▸ **Work task**
Count the lines below in which "裱KT板" appears, then give that number by itself.

▸ **Data**
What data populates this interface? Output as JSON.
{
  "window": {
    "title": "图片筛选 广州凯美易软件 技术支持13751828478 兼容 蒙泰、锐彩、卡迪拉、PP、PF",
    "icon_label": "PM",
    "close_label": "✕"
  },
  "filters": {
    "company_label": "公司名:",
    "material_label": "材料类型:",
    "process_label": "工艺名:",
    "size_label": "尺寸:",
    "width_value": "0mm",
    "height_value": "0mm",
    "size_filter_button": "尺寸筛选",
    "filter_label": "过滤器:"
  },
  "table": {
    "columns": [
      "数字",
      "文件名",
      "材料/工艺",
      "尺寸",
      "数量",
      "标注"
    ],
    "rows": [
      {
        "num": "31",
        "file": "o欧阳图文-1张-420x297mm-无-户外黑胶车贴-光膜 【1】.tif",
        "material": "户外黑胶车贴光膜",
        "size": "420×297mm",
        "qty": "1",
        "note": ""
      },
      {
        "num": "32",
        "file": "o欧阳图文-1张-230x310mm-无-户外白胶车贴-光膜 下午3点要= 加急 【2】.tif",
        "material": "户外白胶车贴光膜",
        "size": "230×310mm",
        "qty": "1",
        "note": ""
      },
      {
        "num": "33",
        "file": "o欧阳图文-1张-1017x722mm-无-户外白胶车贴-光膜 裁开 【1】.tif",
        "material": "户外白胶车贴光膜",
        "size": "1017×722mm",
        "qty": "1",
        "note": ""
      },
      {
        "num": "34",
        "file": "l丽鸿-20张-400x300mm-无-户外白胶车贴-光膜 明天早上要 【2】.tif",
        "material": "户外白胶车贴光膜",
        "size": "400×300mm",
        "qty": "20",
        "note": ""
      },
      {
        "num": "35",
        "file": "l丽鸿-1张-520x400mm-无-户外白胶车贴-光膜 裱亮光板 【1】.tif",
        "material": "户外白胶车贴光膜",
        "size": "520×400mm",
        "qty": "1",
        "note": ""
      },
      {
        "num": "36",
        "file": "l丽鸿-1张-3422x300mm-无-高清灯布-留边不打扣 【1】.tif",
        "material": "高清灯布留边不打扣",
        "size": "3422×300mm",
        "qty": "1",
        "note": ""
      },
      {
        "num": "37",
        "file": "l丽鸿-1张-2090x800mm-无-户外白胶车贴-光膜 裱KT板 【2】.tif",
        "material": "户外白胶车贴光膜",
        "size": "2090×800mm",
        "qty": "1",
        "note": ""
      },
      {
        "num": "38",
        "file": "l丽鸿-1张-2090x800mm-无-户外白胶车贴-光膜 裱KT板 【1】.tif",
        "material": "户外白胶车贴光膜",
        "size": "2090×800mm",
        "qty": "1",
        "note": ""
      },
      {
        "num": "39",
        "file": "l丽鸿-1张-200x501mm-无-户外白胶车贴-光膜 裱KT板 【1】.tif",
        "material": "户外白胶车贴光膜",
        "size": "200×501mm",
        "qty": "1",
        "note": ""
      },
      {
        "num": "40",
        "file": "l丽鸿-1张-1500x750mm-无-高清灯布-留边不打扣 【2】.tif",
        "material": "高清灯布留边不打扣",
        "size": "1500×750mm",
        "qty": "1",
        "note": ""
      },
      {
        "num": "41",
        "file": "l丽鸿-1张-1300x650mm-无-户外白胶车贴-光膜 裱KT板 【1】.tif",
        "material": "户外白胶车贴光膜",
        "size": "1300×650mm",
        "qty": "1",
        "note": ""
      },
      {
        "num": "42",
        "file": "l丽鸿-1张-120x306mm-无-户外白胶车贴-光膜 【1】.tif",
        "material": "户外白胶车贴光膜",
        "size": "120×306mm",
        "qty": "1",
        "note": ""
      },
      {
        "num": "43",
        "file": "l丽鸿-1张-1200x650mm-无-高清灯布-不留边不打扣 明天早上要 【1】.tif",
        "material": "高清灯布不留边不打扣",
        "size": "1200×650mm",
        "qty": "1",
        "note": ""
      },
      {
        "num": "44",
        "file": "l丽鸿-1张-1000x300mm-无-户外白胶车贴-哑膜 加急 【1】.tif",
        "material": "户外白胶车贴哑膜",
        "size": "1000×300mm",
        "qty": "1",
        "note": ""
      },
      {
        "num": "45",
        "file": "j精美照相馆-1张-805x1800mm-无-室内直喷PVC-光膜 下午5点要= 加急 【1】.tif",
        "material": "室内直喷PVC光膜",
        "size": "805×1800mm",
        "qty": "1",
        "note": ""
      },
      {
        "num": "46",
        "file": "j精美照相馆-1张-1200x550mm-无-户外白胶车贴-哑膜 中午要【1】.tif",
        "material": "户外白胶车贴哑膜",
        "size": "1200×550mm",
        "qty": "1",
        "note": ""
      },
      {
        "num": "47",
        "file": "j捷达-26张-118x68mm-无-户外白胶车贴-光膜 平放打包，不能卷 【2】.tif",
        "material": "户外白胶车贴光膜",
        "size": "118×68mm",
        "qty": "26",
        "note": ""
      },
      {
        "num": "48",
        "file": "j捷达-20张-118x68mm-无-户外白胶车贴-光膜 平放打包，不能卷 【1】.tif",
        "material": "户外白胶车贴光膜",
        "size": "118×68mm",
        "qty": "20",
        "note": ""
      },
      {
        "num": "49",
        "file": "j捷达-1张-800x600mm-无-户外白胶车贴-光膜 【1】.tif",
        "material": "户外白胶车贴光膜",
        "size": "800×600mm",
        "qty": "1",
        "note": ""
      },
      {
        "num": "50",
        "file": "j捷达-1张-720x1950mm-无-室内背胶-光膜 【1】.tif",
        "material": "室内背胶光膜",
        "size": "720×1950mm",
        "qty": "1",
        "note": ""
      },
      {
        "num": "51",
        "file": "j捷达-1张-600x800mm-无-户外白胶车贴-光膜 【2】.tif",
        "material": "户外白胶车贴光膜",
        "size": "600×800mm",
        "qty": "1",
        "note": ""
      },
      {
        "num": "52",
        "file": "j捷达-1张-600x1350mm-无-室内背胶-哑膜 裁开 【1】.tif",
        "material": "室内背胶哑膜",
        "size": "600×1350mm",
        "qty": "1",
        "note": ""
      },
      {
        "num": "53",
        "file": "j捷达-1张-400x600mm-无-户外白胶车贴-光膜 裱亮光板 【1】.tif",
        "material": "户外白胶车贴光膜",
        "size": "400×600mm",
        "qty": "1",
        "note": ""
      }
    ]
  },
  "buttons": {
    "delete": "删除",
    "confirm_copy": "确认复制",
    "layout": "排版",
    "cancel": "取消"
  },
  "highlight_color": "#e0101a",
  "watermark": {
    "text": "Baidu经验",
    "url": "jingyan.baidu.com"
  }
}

▸ **Task result**
4